(Stored data)
.....

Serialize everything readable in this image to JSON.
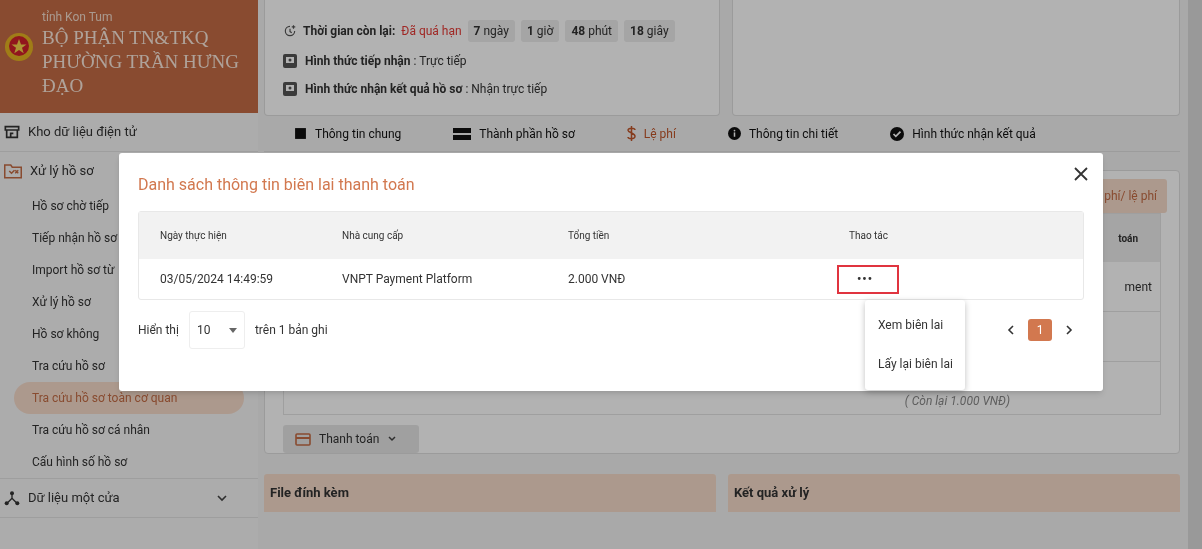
{
  "sidebar": {
    "region": "tỉnh Kon Tum",
    "title": "BỘ PHẬN TN&TKQ PHƯỜNG TRẦN HƯNG ĐẠO",
    "items": [
      {
        "label": "Kho dữ liệu điện tử"
      },
      {
        "label": "Xử lý hồ sơ",
        "children": [
          {
            "label": "Hồ sơ chờ tiếp",
            "selected": false
          },
          {
            "label": "Tiếp nhận hồ sơ",
            "selected": false
          },
          {
            "label": "Import hồ sơ từ",
            "selected": false
          },
          {
            "label": "Xử lý hồ sơ",
            "selected": false
          },
          {
            "label": "Hồ sơ không",
            "selected": false
          },
          {
            "label": "Tra cứu hồ sơ",
            "selected": false
          },
          {
            "label": "Tra cứu hồ sơ toàn cơ quan",
            "selected": true
          },
          {
            "label": "Tra cứu hồ sơ cá nhân",
            "selected": false
          },
          {
            "label": "Cấu hình số hồ sơ",
            "selected": false
          }
        ]
      },
      {
        "label": "Dữ liệu một cửa",
        "expanded": false
      }
    ]
  },
  "info": {
    "deadline_label": "Thời gian còn lại:",
    "deadline_status": "Đã quá hạn",
    "deadline_parts": [
      {
        "value": "7",
        "unit": "ngày"
      },
      {
        "value": "1",
        "unit": "giờ"
      },
      {
        "value": "48",
        "unit": "phút"
      },
      {
        "value": "18",
        "unit": "giây"
      }
    ],
    "rows": [
      {
        "label": "Hình thức tiếp nhận",
        "value": ": Trực tiếp"
      },
      {
        "label": "Hình thức nhận kết quả hồ sơ",
        "value": ": Nhận trực tiếp"
      }
    ]
  },
  "tabs": [
    {
      "label": "Thông tin chung",
      "selected": false
    },
    {
      "label": "Thành phần hồ sơ",
      "selected": false
    },
    {
      "label": "Lệ phí",
      "selected": true
    },
    {
      "label": "Thông tin chi tiết",
      "selected": false
    },
    {
      "label": "Hình thức nhận kết quả",
      "selected": false
    }
  ],
  "fee_panel": {
    "header": "phí/ lệ phí",
    "column": "toán",
    "cell": "ment",
    "remaining": "( Còn lại 1.000 VNĐ)",
    "pay_button": "Thanh toán"
  },
  "sections": [
    "File đính kèm",
    "Kết quả xử lý"
  ],
  "dialog": {
    "title": "Danh sách thông tin biên lai thanh toán",
    "columns": [
      "Ngày thực hiện",
      "Nhà cung cấp",
      "Tổng tiền",
      "Thao tác"
    ],
    "rows": [
      {
        "cells": [
          "03/05/2024 14:49:59",
          "VNPT Payment Platform",
          "2.000 VNĐ"
        ],
        "action": "•••"
      }
    ],
    "menu": [
      "Xem biên lai",
      "Lấy lại biên lai"
    ],
    "show_label": "Hiển thị",
    "page_size": "10",
    "summary": "trên 1 bản ghi",
    "pages": [
      {
        "label": "1",
        "selected": true
      }
    ]
  }
}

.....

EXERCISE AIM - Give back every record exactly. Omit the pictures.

ANSWER TO THIS PROBLEM -
Serialize everything readable in this image to JSON.
{
  "sidebar": {
    "region": "tỉnh Kon Tum",
    "title": "BỘ PHẬN TN&TKQ PHƯỜNG TRẦN HƯNG ĐẠO",
    "items": [
      {
        "label": "Kho dữ liệu điện tử"
      },
      {
        "label": "Xử lý hồ sơ",
        "children": [
          {
            "label": "Hồ sơ chờ tiếp",
            "selected": false
          },
          {
            "label": "Tiếp nhận hồ sơ",
            "selected": false
          },
          {
            "label": "Import hồ sơ từ",
            "selected": false
          },
          {
            "label": "Xử lý hồ sơ",
            "selected": false
          },
          {
            "label": "Hồ sơ không",
            "selected": false
          },
          {
            "label": "Tra cứu hồ sơ",
            "selected": false
          },
          {
            "label": "Tra cứu hồ sơ toàn cơ quan",
            "selected": true
          },
          {
            "label": "Tra cứu hồ sơ cá nhân",
            "selected": false
          },
          {
            "label": "Cấu hình số hồ sơ",
            "selected": false
          }
        ]
      },
      {
        "label": "Dữ liệu một cửa",
        "expanded": false
      }
    ]
  },
  "info": {
    "deadline_label": "Thời gian còn lại:",
    "deadline_status": "Đã quá hạn",
    "deadline_parts": [
      {
        "value": "7",
        "unit": "ngày"
      },
      {
        "value": "1",
        "unit": "giờ"
      },
      {
        "value": "48",
        "unit": "phút"
      },
      {
        "value": "18",
        "unit": "giây"
      }
    ],
    "rows": [
      {
        "label": "Hình thức tiếp nhận",
        "value": ": Trực tiếp"
      },
      {
        "label": "Hình thức nhận kết quả hồ sơ",
        "value": ": Nhận trực tiếp"
      }
    ]
  },
  "tabs": [
    {
      "label": "Thông tin chung",
      "selected": false
    },
    {
      "label": "Thành phần hồ sơ",
      "selected": false
    },
    {
      "label": "Lệ phí",
      "selected": true
    },
    {
      "label": "Thông tin chi tiết",
      "selected": false
    },
    {
      "label": "Hình thức nhận kết quả",
      "selected": false
    }
  ],
  "fee_panel": {
    "header": "phí/ lệ phí",
    "column": "toán",
    "cell": "ment",
    "remaining": "( Còn lại 1.000 VNĐ)",
    "pay_button": "Thanh toán"
  },
  "sections": [
    "File đính kèm",
    "Kết quả xử lý"
  ],
  "dialog": {
    "title": "Danh sách thông tin biên lai thanh toán",
    "columns": [
      "Ngày thực hiện",
      "Nhà cung cấp",
      "Tổng tiền",
      "Thao tác"
    ],
    "rows": [
      {
        "cells": [
          "03/05/2024 14:49:59",
          "VNPT Payment Platform",
          "2.000 VNĐ"
        ],
        "action": "•••"
      }
    ],
    "menu": [
      "Xem biên lai",
      "Lấy lại biên lai"
    ],
    "show_label": "Hiển thị",
    "page_size": "10",
    "summary": "trên 1 bản ghi",
    "pages": [
      {
        "label": "1",
        "selected": true
      }
    ]
  }
}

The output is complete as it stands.